Reagan’s legacy is often articulated as a simple, policy-focused creed. Former Wisconsin governor Scott Walker immediately summarized that creed during a recent interview: “limited government, low taxes, strong national defense.” But Walker — who now heads the Young America’s Foundation, which owns the Reagan Ranch and the president’s boyhood home — also noted that these are timeless principles rather than ironclad prescriptions.

Many self-proclaimed Reaganites wrongly see otherwise. Their uncompromising agenda includes never raising taxes, foreign interventionism and a commitment to shrinking government spending, especially on popular entitlements such as Social Security and Medicare. This rigid approach has rightly been criticized as “zombie Reaganism” and is the central point from which much of the intra-GOP policy debate takes its cues. Republicans who seriously engage in these debates increasingly seek to define themselves as either for or against this unholy trinity.

Reagan might say of the zombies who speak in his name that “they know so much that isn’t so.” The real Reagan raised taxes when he needed to, both as governor and as president. He valued compromise over principled defeat. And he eschewed direct military confrontation with the Soviet Union or its powerful proxies. Those who criticize the withdrawal from Afghanistan should recall that Reagan withdrew U.S. forces from Lebanon in 1984 after suicide bombers killed 241 U.S. service members the prior year. That departure condemned Lebanon to decades of civil conflict and allowed the Shiite militia Hezbollah to entrench itself on Israel’s northern border.

Reagan himself did not define his legacy solely, or perhaps even primarily, in terms of policy victories. His epitaph doesn’t mention a single word about his monumental achievements. Instead, it is more general and encompassing: “I know in my heart that man is good, that what is right will eventually triumph, and there is purpose and worth to each and every life.”

That love for people is probably why his most moving speeches focused on the virtues of the American people itself. Reagan’s first inaugural address spoke of everyday Americans as “heroes” for their devotion to their families and their quiet patriotism. He also praised Americans for their compassion, asking “How can we love our country and not love our countrymen, and loving them, reach out a hand when they fall, heal them when they are sick, and provide opportunities to make them self-sufficient so they will be equal in fact and not just in theory?” Zombie Reaganites always leave this part of the Gipper’s soul out of their formulaic depiction.

Reagan valued his specific accomplishments, but he arguably most highly valued something less tangible: “resurgence of national pride.” He once said that he dreamed to “help Americans rise above pessimism by renewing their belief in themselves.” His legendary optimism wasn’t Pollyannaish; it was based on a fundamental belief in the inherent worth and dignity of human beings.

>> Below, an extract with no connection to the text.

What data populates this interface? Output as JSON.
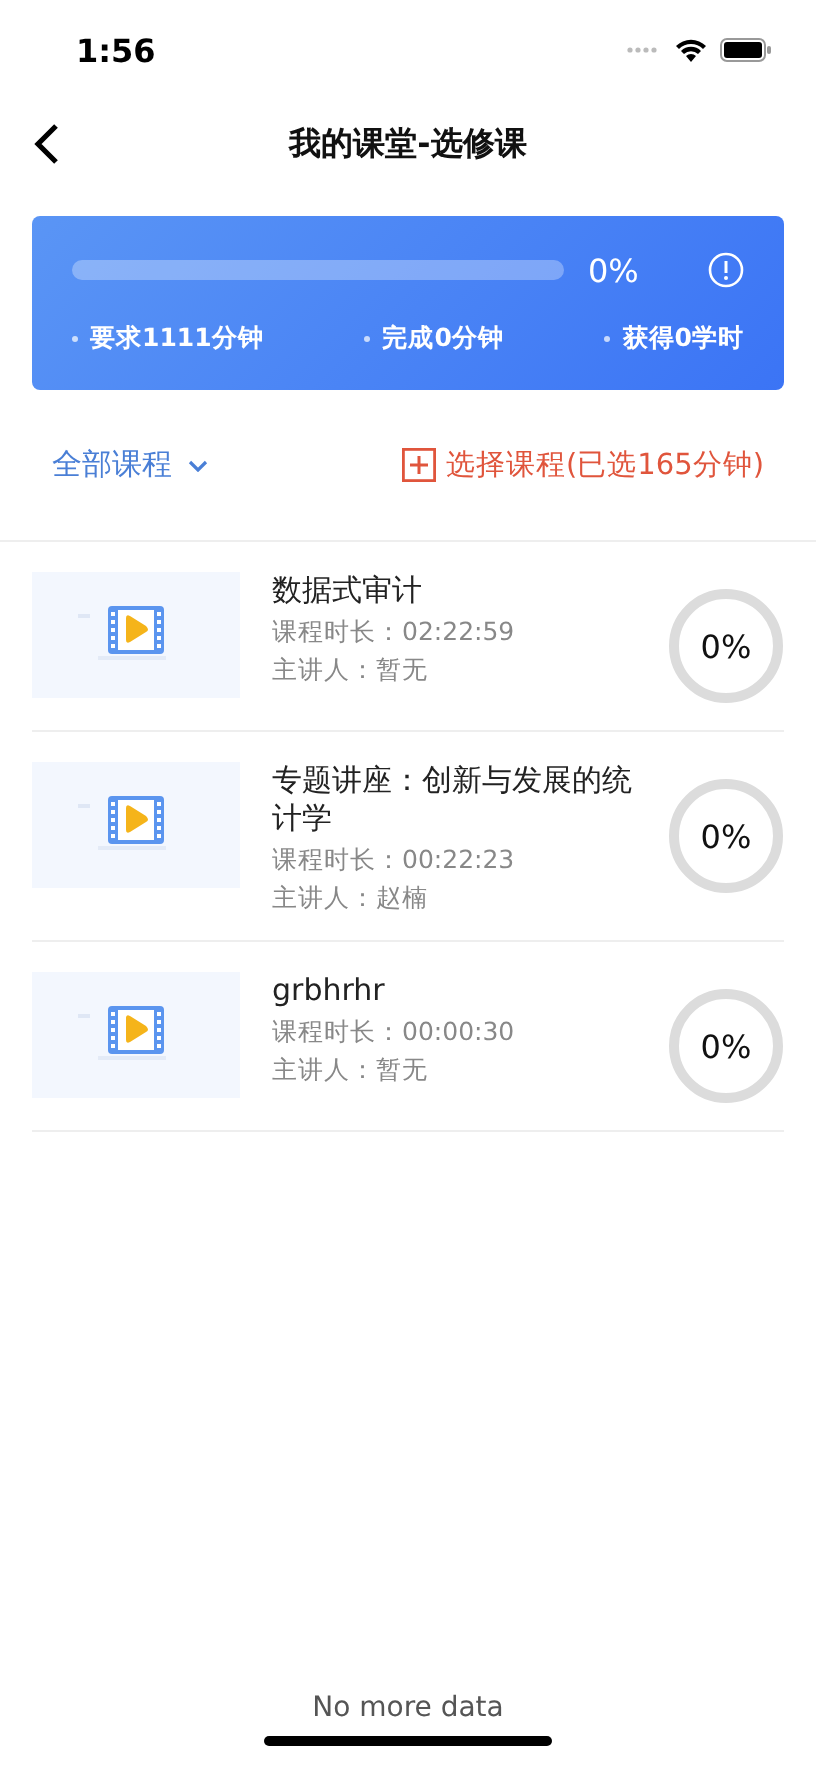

He loved America because it enshrined that principle at the center of its founding for the first time in history, and because the Founders’ system of government allowed those facts to take root and grow.

Thoughtful Republicans are beginning to recover this aspect of Reagan’s legacy. Walker often referred back to this during our talk, saying that focusing on the untapped, untamed potential of the American people was Reagan’s most important legacy. “He made us feel good again,” Walker told me. That’s why Reagan’s farewell address ended by exhorting Americans to revere their history and teach their children about it, something Walker believed was especially crucial today, as America’s founding increasingly is coming under assault.

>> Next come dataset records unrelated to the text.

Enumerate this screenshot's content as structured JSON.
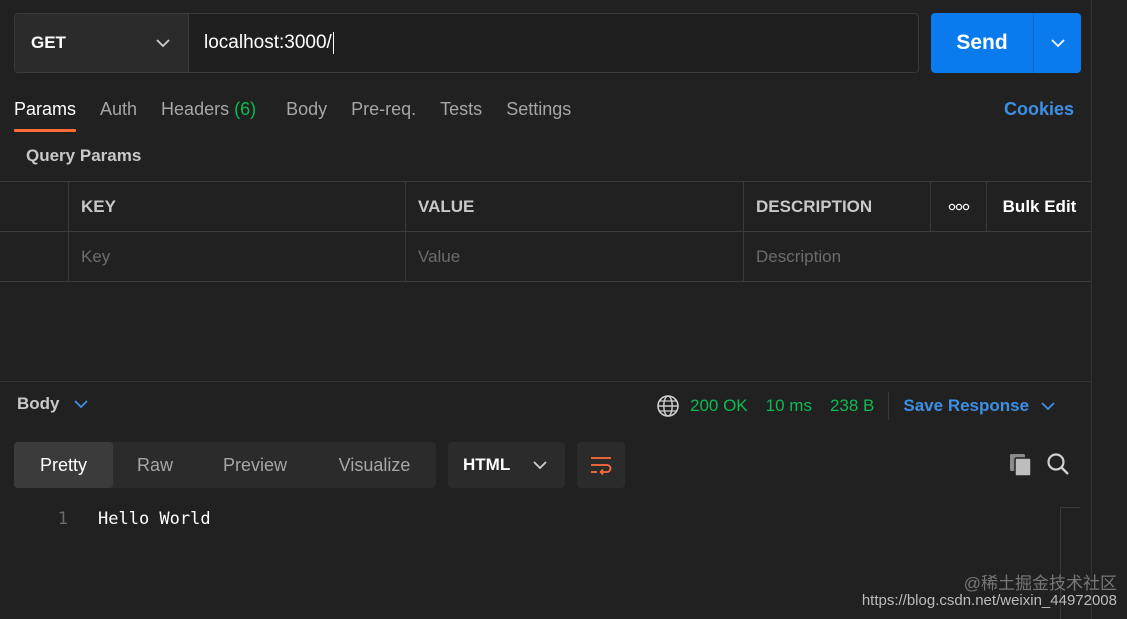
{
  "request": {
    "method": "GET",
    "url": "localhost:3000/",
    "send_label": "Send"
  },
  "request_tabs": [
    {
      "label": "Params",
      "active": true
    },
    {
      "label": "Auth"
    },
    {
      "label": "Headers",
      "badge": "(6)"
    },
    {
      "label": "Body"
    },
    {
      "label": "Pre-req."
    },
    {
      "label": "Tests"
    },
    {
      "label": "Settings"
    }
  ],
  "cookies_label": "Cookies",
  "query_params": {
    "title": "Query Params",
    "headers": {
      "key": "KEY",
      "value": "VALUE",
      "description": "DESCRIPTION",
      "more": "ooo",
      "bulk_edit": "Bulk Edit"
    },
    "placeholders": {
      "key": "Key",
      "value": "Value",
      "description": "Description"
    }
  },
  "response": {
    "body_label": "Body",
    "status": "200 OK",
    "time": "10 ms",
    "size": "238 B",
    "save_label": "Save Response",
    "view_tabs": [
      "Pretty",
      "Raw",
      "Preview",
      "Visualize"
    ],
    "active_view": "Pretty",
    "format": "HTML",
    "lines": [
      {
        "number": "1",
        "text": "Hello World"
      }
    ]
  },
  "watermark": {
    "line1": "@稀土掘金技术社区",
    "line2": "https://blog.csdn.net/weixin_44972008"
  },
  "colors": {
    "accent_blue": "#097bed",
    "tab_underline": "#ff6c37",
    "status_green": "#0cbb52",
    "link_blue": "#3d8fe6"
  }
}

Former U.S. ambassador to the United Nations Nikki Haley picked up on this theme during her recent speech at the Reagan Library. “More than anything,” she told the crowd, “Ronald Reagan renewed our will to compete and win.” She continued: “The most important mission of our time is to stop our national self-loathing,” arguing, like Reagan, that American principles need to be reembraced and extolled. That idea is compatible with many different marginal tax rates or postures toward military action.

This version of Reagan’s legacy also counteracts some of the worst aspects of former president Donald Trump’s influence. Walker saw many parallels between the two men, but he also noted that “Trump didn’t leave an aspirational view.” A Republicanism that can articulate that sense of American purpose and destiny will do much to solve that problem while healing the party’s divisions. It will also renew the real Reagan legacy for our time — one that can again credibly speak of America as a shining city on a hill open to all.